  • Science Visualized

    Dandelion seeds create a bizarre whirlpool in the air to fly

    When you’re essentially a little ball of floof, flying is hard.

    To ride the wind, dandelion seeds stir up a weird type of whirlpool in the air directly above them. The newly discovered way of moving through the air, described October 17 in Nature, resolves a long-standing question about how the seeds stay aloft.

    Dandelion seed flight is not unlike the flight of Mary Poppins:...

    10/17/2018 - 13:00 Biophysics, Plants
  • 50 years ago, a 550-year-old seed sprouted

    550-year-old seed sprouts — 

    A seed of the South America herb achira (Canna sp.), taken from an ancient Indian necklace, has germinated, and the young plant is growing well.… Carbon-14 dating of bones at the site sets the seeds’ age at about 550 years.… The plant from the old seed appeared to have a disturbed gravity orientation, but is still growing fairly normally. — Science News...

    10/10/2018 - 07:00 Plants, Archaeology
  • News

    Lemur study suggests why some fruits smell so fruity

    It’s a lovely notion, but tricky to prove. Still, lemurs sniffing around wild fruits in Madagascar are bolstering the idea that animal noses contributed to the evolution of aromas of fruity ripeness.

    The idea sounds simple, says evolutionary ecologist Omer Nevo of the University of Ulm in Germany. Plants can use mouth-watering scents to lure animals to eat fruits, and thus spread around...

    10/03/2018 - 14:12 Evolution, Plants, Animals
  • News

    Gene editing can speed up plant domestication

    Gene editing can speed up plant domestication, taming wild vines, bushes and grasses and turning them into new crops.

    Editing just two genes in ground cherries (Physalis pruinosa) produced plants that yielded more and bigger fruit, researchers report October 1 in Nature Plants. Those edits mimic changes that occurred in tomato plants during domestication, bringing the sweet tomato...

    10/01/2018 - 11:00 Plants, Genetics, Molecular Evolution
  • Reviews & Previews

    Smart plants can teach us a thing or two

    The Revolutionary Genius of PlantsStefano MancusoAtria Books, $30

    More than 200 years ago, French botanist René Desfontaines instructed a student to monitor the behavior of Mimosa pudica plants as he drove them around Paris in a carriage. Mimosa pudica quickly closes its leaves when touched — presumably as a defense mechanism. Desfontaines was interested in the plants’ response to...

    09/18/2018 - 07:00 Plants, Evolution, Biophysics
  • Feature

    How plant microbes could feed the world and save endangered species

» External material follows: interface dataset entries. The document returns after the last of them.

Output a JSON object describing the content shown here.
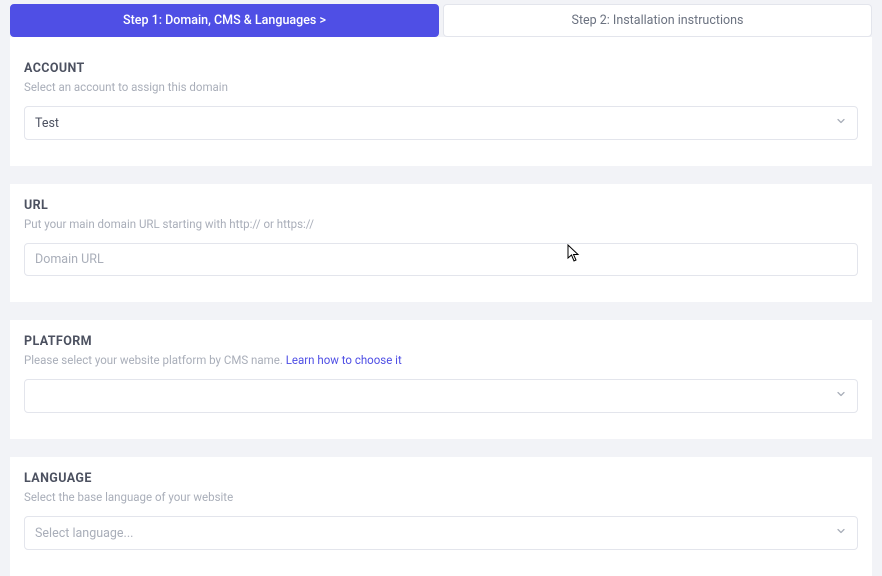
{
  "tabs": {
    "step1": "Step 1: Domain, CMS & Languages  >",
    "step2": "Step 2: Installation instructions"
  },
  "account": {
    "title": "ACCOUNT",
    "desc": "Select an account to assign this domain",
    "value": "Test"
  },
  "url": {
    "title": "URL",
    "desc": "Put your main domain URL starting with http:// or https://",
    "placeholder": "Domain URL"
  },
  "platform": {
    "title": "PLATFORM",
    "desc": "Please select your website platform by CMS name.  ",
    "learn_link": "Learn how to choose it",
    "value": ""
  },
  "language": {
    "title": "LANGUAGE",
    "desc": "Select the base language of your website",
    "placeholder": "Select language..."
  }
}
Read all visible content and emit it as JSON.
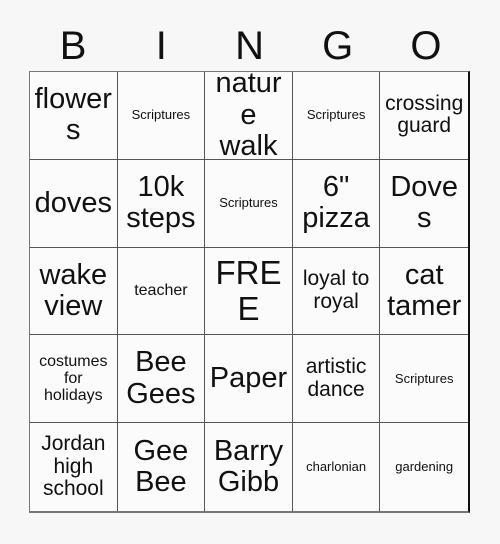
{
  "header": {
    "letters": [
      "B",
      "I",
      "N",
      "G",
      "O"
    ]
  },
  "grid": {
    "rows": [
      [
        {
          "text": "flowers",
          "size": "sz-lg"
        },
        {
          "text": "Scriptures",
          "size": "sz-xs"
        },
        {
          "text": "nature walk",
          "size": "sz-lg"
        },
        {
          "text": "Scriptures",
          "size": "sz-xs"
        },
        {
          "text": "crossing guard",
          "size": "sz-md"
        }
      ],
      [
        {
          "text": "doves",
          "size": "sz-lg"
        },
        {
          "text": "10k steps",
          "size": "sz-lg"
        },
        {
          "text": "Scriptures",
          "size": "sz-xs"
        },
        {
          "text": "6\" pizza",
          "size": "sz-lg"
        },
        {
          "text": "Doves",
          "size": "sz-lg"
        }
      ],
      [
        {
          "text": "wake view",
          "size": "sz-lg"
        },
        {
          "text": "teacher",
          "size": "sz-sm"
        },
        {
          "text": "FREE",
          "size": "sz-xl"
        },
        {
          "text": "loyal to royal",
          "size": "sz-md"
        },
        {
          "text": "cat tamer",
          "size": "sz-lg"
        }
      ],
      [
        {
          "text": "costumes for holidays",
          "size": "sz-sm"
        },
        {
          "text": "Bee Gees",
          "size": "sz-lg"
        },
        {
          "text": "Paper",
          "size": "sz-lg"
        },
        {
          "text": "artistic dance",
          "size": "sz-md"
        },
        {
          "text": "Scriptures",
          "size": "sz-xs"
        }
      ],
      [
        {
          "text": "Jordan high school",
          "size": "sz-md"
        },
        {
          "text": "Gee Bee",
          "size": "sz-lg"
        },
        {
          "text": "Barry Gibb",
          "size": "sz-lg"
        },
        {
          "text": "charlonian",
          "size": "sz-xs"
        },
        {
          "text": "gardening",
          "size": "sz-xs"
        }
      ]
    ]
  },
  "colors": {
    "page_background": "#f7f7f7",
    "cell_background": "#fbfbfb",
    "text": "#111111",
    "grid_line": "#555555"
  }
}
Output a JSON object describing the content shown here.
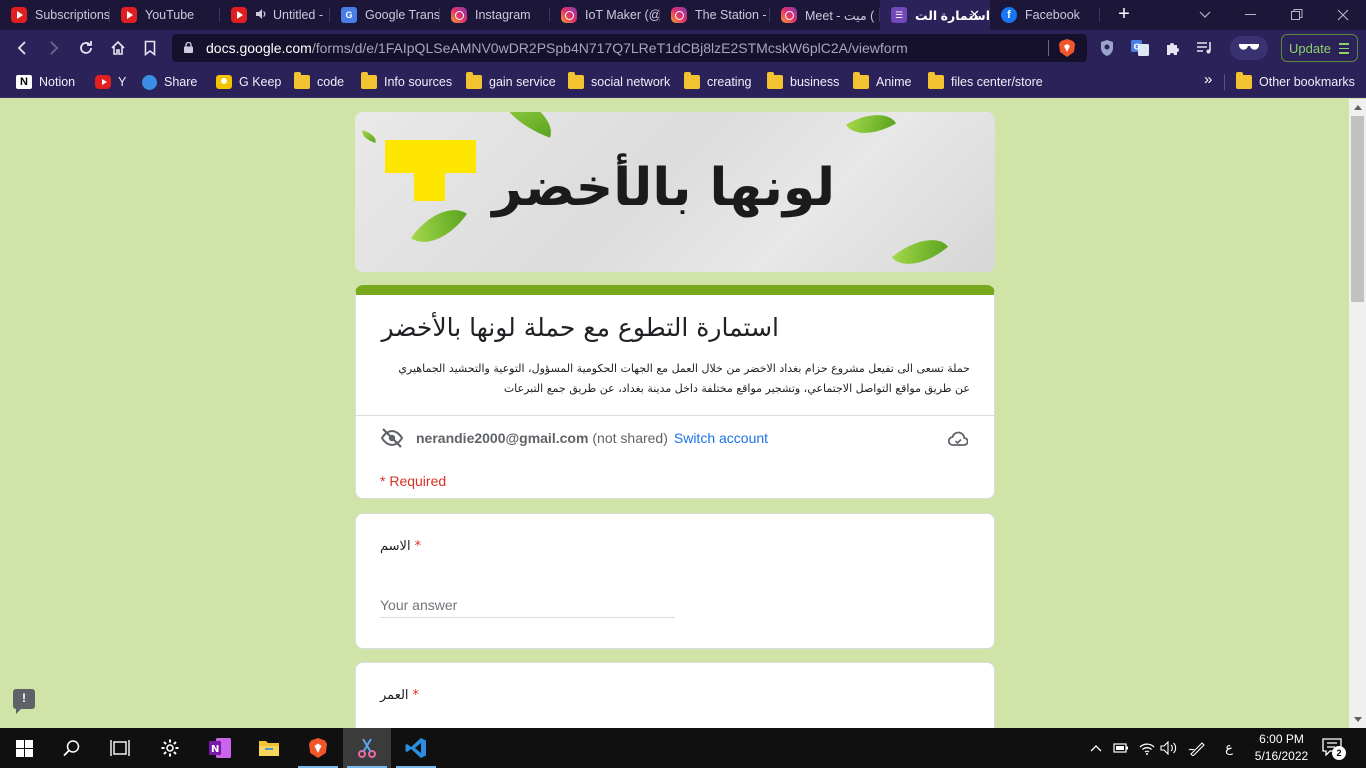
{
  "tabs": [
    {
      "title": "Subscriptions",
      "icon": "youtube-icon"
    },
    {
      "title": "YouTube",
      "icon": "youtube-icon"
    },
    {
      "title": "Untitled -",
      "icon": "youtube-icon"
    },
    {
      "title": "Google Transl",
      "icon": "google-translate-icon"
    },
    {
      "title": "Instagram",
      "icon": "instagram-icon"
    },
    {
      "title": "IoT Maker (@",
      "icon": "instagram-icon"
    },
    {
      "title": "The Station -",
      "icon": "instagram-icon"
    },
    {
      "title": "Meet - ميت (",
      "icon": "instagram-icon"
    },
    {
      "title": "استمارة الت",
      "icon": "google-forms-icon"
    },
    {
      "title": "Facebook",
      "icon": "facebook-icon"
    }
  ],
  "address_bar": {
    "domain": "docs.google.com",
    "path": "/forms/d/e/1FAIpQLSeAMNV0wDR2PSpb4N717Q7LReT1dCBj8lzE2STMcskW6plC2A/viewform"
  },
  "update_label": "Update",
  "bookmarks": [
    {
      "label": "Notion",
      "icon": "notion-icon"
    },
    {
      "label": "Y",
      "icon": "youtube-icon"
    },
    {
      "label": "Share",
      "icon": "share-icon"
    },
    {
      "label": "G Keep",
      "icon": "google-keep-icon"
    },
    {
      "label": "code",
      "icon": "folder-icon"
    },
    {
      "label": "Info sources",
      "icon": "folder-icon"
    },
    {
      "label": "gain service",
      "icon": "folder-icon"
    },
    {
      "label": "social network",
      "icon": "folder-icon"
    },
    {
      "label": "creating",
      "icon": "folder-icon"
    },
    {
      "label": "business",
      "icon": "folder-icon"
    },
    {
      "label": "Anime",
      "icon": "folder-icon"
    },
    {
      "label": "files center/store",
      "icon": "folder-icon"
    }
  ],
  "bookmarks_more": "»",
  "other_bookmarks": "Other bookmarks",
  "form": {
    "banner_title": "لونها بالأخضر",
    "title": "استمارة التطوع مع حملة لونها بالأخضر",
    "description_line1": "حملة تسعى الى تفيعل مشروع حزام بغداد الاخضر من خلال العمل مع الجهات الحكومية المسؤول، التوعية والتحشيد الجماهيري",
    "description_line2": "عن طريق مواقع التواصل الاجتماعي، وتشجير مواقع مختلفة داخل مدينة بغداد، عن طريق جمع التبرعات",
    "account_email": "nerandie2000@gmail.com",
    "not_shared": "(not shared)",
    "switch_account": "Switch account",
    "required_note": "* Required",
    "questions": [
      {
        "label": "الاسم",
        "required_mark": "*",
        "placeholder": "Your answer"
      },
      {
        "label": "العمر",
        "required_mark": "*"
      }
    ]
  },
  "feedback_label": "!",
  "taskbar": {
    "time": "6:00 PM",
    "date": "5/16/2022",
    "language": "ع",
    "notification_count": "2"
  },
  "colors": {
    "page_background": "#d1e4a7",
    "form_accent": "#78a91c",
    "required": "#d93025",
    "link": "#1a73e8",
    "browser_chrome": "#2b2259"
  }
}
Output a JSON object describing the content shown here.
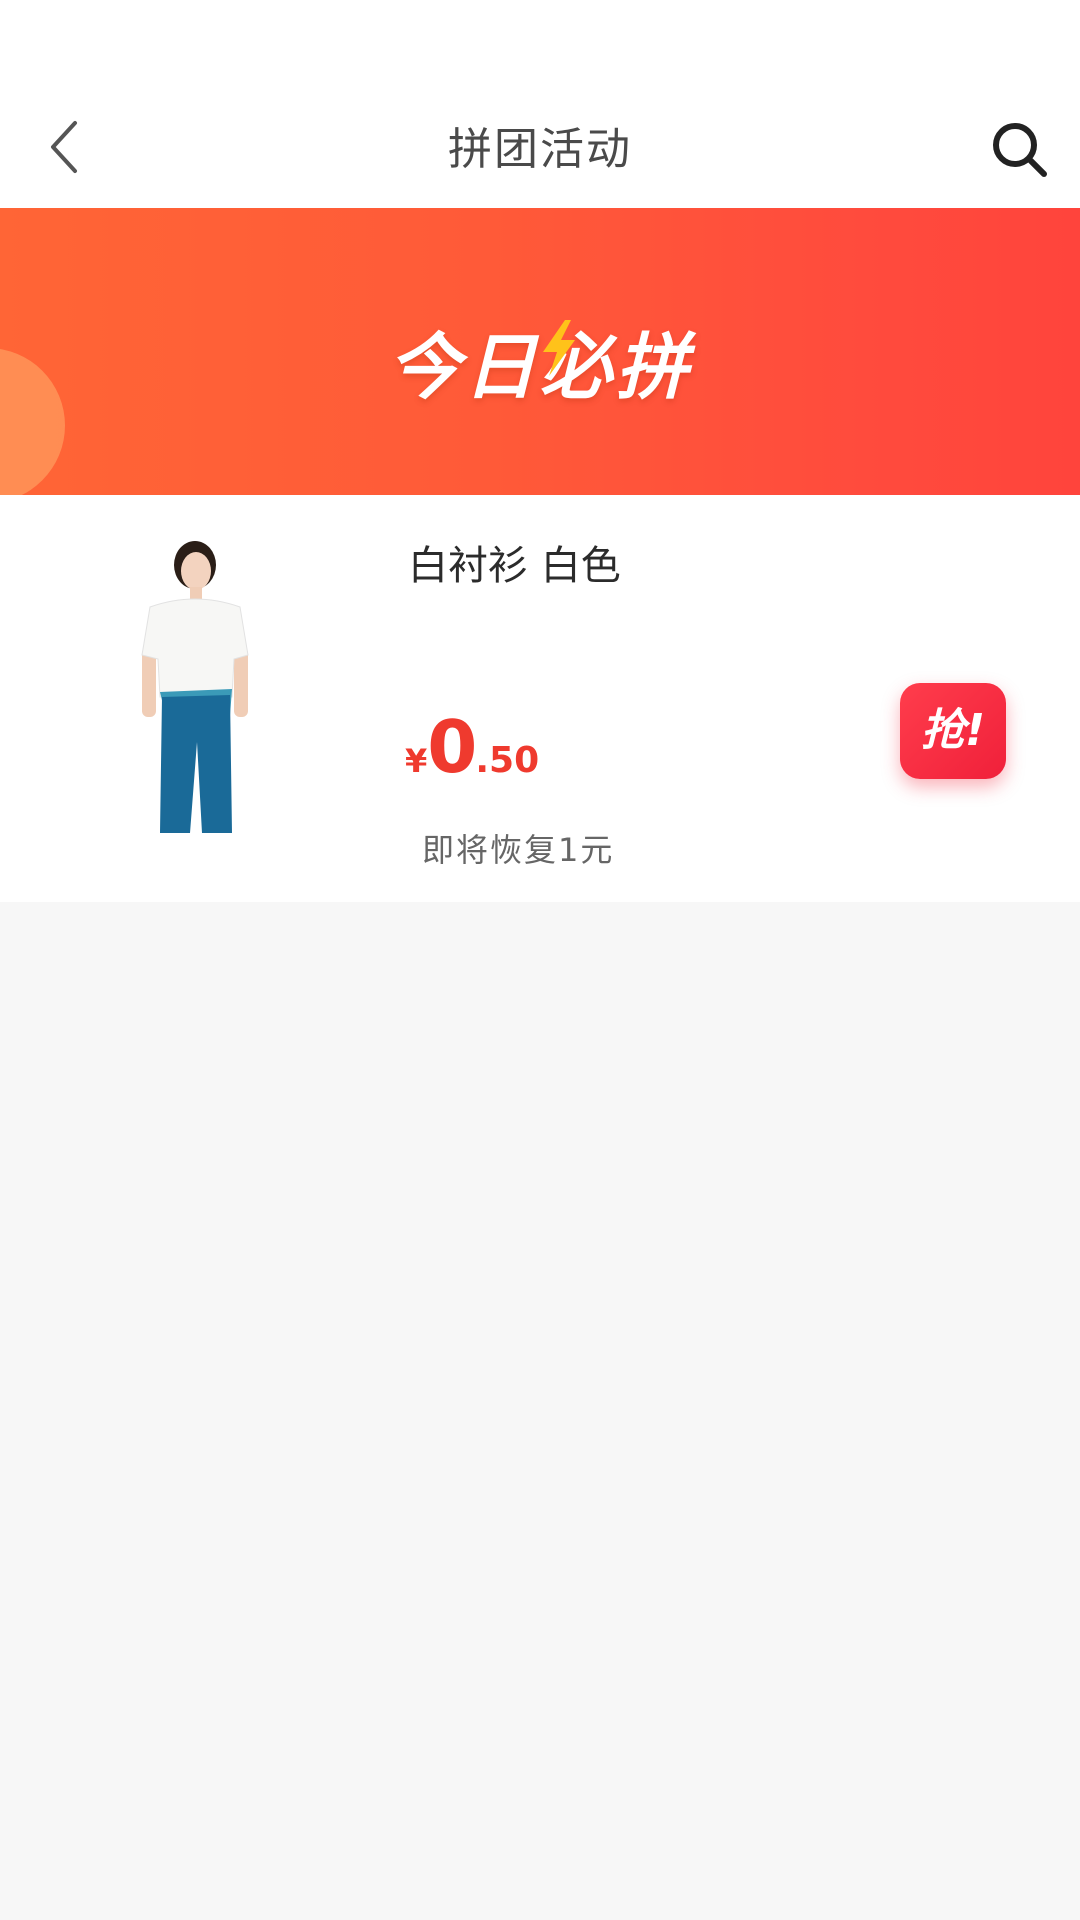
{
  "header": {
    "title": "拼团活动",
    "back_icon": "chevron-left-icon",
    "search_icon": "search-icon"
  },
  "banner": {
    "title": "今日必拼",
    "icon": "bolt-icon"
  },
  "product": {
    "name": "白衬衫 白色",
    "price_symbol": "¥",
    "price_integer": "0",
    "price_decimal": ".50",
    "restore_note": "即将恢复1元",
    "grab_label": "抢!"
  },
  "colors": {
    "banner_start": "#ff6536",
    "banner_end": "#ff443c",
    "price": "#ef3a2e",
    "grab_button": "#f0203a",
    "page_background": "#f7f7f7"
  }
}
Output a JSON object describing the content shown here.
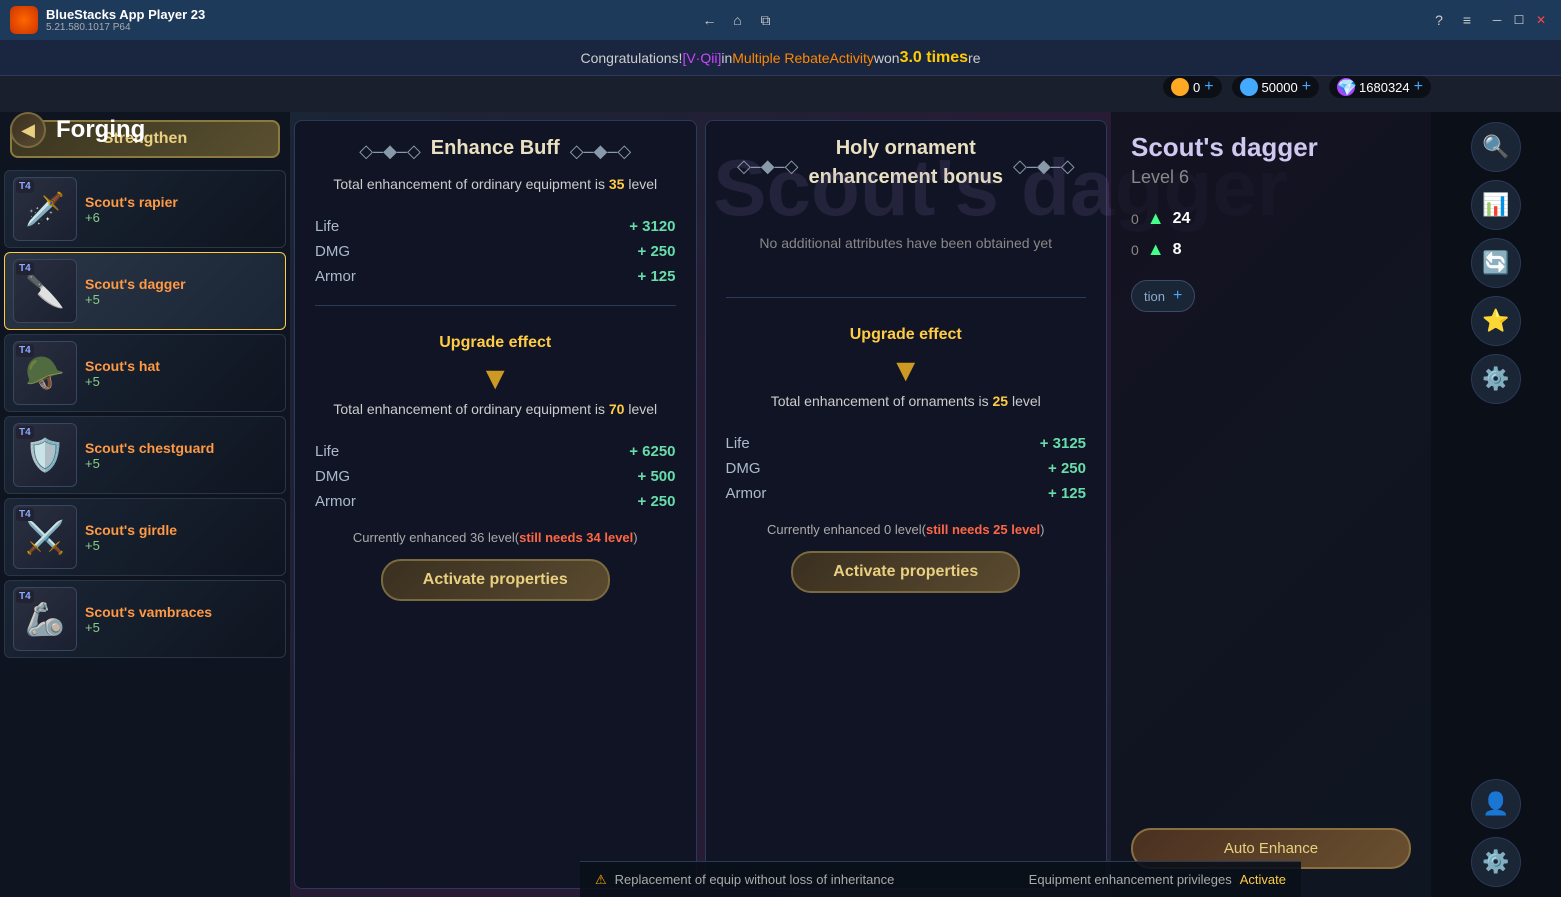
{
  "titleBar": {
    "appName": "BlueStacks App Player 23",
    "appVersion": "5.21.580.1017  P64",
    "backLabel": "←",
    "homeLabel": "⌂",
    "tabLabel": "⧉",
    "helpLabel": "?",
    "menuLabel": "≡",
    "minimizeLabel": "─",
    "maximizeLabel": "☐",
    "closeLabel": "✕"
  },
  "announcement": {
    "prefix": "Congratulations! ",
    "name": "[V·Qii]",
    "middle": " in ",
    "activity": "Multiple RebateActivity",
    "won": " won ",
    "times": "3.0 times",
    "suffix": " re"
  },
  "currency": {
    "coin1": "0",
    "coin2": "50000",
    "gem": "1680324"
  },
  "header": {
    "pageTitle": "Forging",
    "forgingLabel": "• Forging"
  },
  "strengthenBtn": "Strengthen",
  "equipment": {
    "items": [
      {
        "name": "Scout's rapier",
        "tier": "T4",
        "level": "+6",
        "icon": "🗡️",
        "selected": false
      },
      {
        "name": "Scout's dagger",
        "tier": "T4",
        "level": "+5",
        "icon": "🔪",
        "selected": true
      },
      {
        "name": "Scout's hat",
        "tier": "T4",
        "level": "+5",
        "icon": "🪖",
        "selected": false
      },
      {
        "name": "Scout's chestguard",
        "tier": "T4",
        "level": "+5",
        "icon": "🛡️",
        "selected": false
      },
      {
        "name": "Scout's girdle",
        "tier": "T4",
        "level": "+5",
        "icon": "⚔️",
        "selected": false
      },
      {
        "name": "Scout's vambraces",
        "tier": "T4",
        "level": "+5",
        "icon": "🦾",
        "selected": false
      }
    ]
  },
  "enhanceBuff": {
    "title": "Enhance Buff",
    "subtitle": "Total enhancement of ordinary equipment is ",
    "subtitleLevel": "35",
    "subtitleSuffix": " level",
    "stats": {
      "life_label": "Life",
      "life_value": "+ 3120",
      "dmg_label": "DMG",
      "dmg_value": "+ 250",
      "armor_label": "Armor",
      "armor_value": "+ 125"
    },
    "upgradeLabel": "Upgrade effect",
    "upgradeDesc": "Total enhancement of ordinary equipment is ",
    "upgradeDescLevel": "70",
    "upgradeDescSuffix": " level",
    "upgradeStats": {
      "life_label": "Life",
      "life_value": "+ 6250",
      "dmg_label": "DMG",
      "dmg_value": "+ 500",
      "armor_label": "Armor",
      "armor_value": "+ 250"
    },
    "currentStatus": "Currently enhanced 36 level(",
    "stillNeeds": "still needs 34 level",
    "currentSuffix": ")",
    "activateBtn": "Activate properties"
  },
  "holyOrnament": {
    "title": "Holy ornament",
    "titleLine2": "enhancement bonus",
    "subtitle": "No additional attributes have been obtained yet",
    "upgradeLabel": "Upgrade effect",
    "upgradeDesc": "Total enhancement of ornaments is ",
    "upgradeDescLevel": "25",
    "upgradeDescSuffix": " level",
    "upgradeStats": {
      "life_label": "Life",
      "life_value": "+ 3125",
      "dmg_label": "DMG",
      "dmg_value": "+ 250",
      "armor_label": "Armor",
      "armor_value": "+ 125"
    },
    "currentStatus": "Currently enhanced 0 level(",
    "stillNeeds": "still needs 25 level",
    "currentSuffix": ")",
    "activateBtn": "Activate properties"
  },
  "forgingPanel": {
    "equipName": "Scout's dagger",
    "equipLevel": "Level 6",
    "stat1Val": "24",
    "stat2Val": "8"
  },
  "bottomBar": {
    "warningText": "Replacement of equip without loss of inheritance",
    "privilegeText": "Equipment enhancement privileges",
    "activateText": "Activate"
  },
  "rightIcons": [
    "🔍",
    "📊",
    "🔄",
    "🌟",
    "⚙️",
    "👤",
    "⚙️"
  ]
}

    One fine Hawaiian day in 2015, Geoff Zahn and Anthony Amend set off on an eight-hour hike. They climbed a jungle mountain on the island of Oahu, swatting mosquitoes and skirting wallows of wild pigs. The two headed to the site where a patch of critically endangered Phyllostegia kaalaensis had been planted a few months earlier. What they found was dispiriting.

    “All the plants were gone,”...

    09/06/2018 - 11:00 Agriculture, Plants, Microbes
  • News in Brief

    How the poppy got its pain-relieving powers

    A draft of the poppy’s genetic instruction book is providing clues to how the plant evolved to produce molecules such as morphine.

    Scientists pieced together the genome of the opium poppy (Papaver somniferum). Then, they identified a cluster of 15 close-together genes that help the plant synthesize a group of chemically related compounds that includes powerful painkillers like morphine...

    08/30/2018 - 14:00 Evolution, Plants, Chemistry
  • News

    The most ancient African baobabs are dying and no one knows why

    The last 13 years have been terrible for ancient African baobab trees.

    Nine of the 13 oldest either lost trunks or died altogether after having lived for longer than a millennium, researchers report June 11 in Nature Plants. But just what the demise means for the iconic species is up for debate.

     “Whilst we are saddened about the death and collapse [of the old trees], current...

    06/18/2018 - 07:00 Plants
  • News

    A caterpillar outwits corn defenses by gorging on fattening ‘junk’ food

    Here’s the story of a caterpillar that foils gruesome violence orchestrated by corn.

    No, that’s not backward. Plants often look helpless to a human, but they fight with smells and other invisible chemistry. A growing body of evidence, for example, shows that plants under attack can waft out scents that attract help, such as tiny wasps that deal a lingering death to leaf-chewing...

    05/22/2018 - 07:00 Animals, Plants, Ecology
  • Feature

    Meet the speedsters of the plant world

    Somewhere in the wetlands of South Carolina, a buzzing fly alights on a rosy-pink surface. As the fly explores the strange scenery, it unknowingly brushes a small hair sticking up like a slender sword. Strolling along, the fly accidentally grazes another hair. Suddenly, the pink surface closes in from both sides, snapping shut like a pair of ravenous jaws. The blur of movement lasts only a...

    05/16/2018 - 12:11 Plants, Biophysics, Physics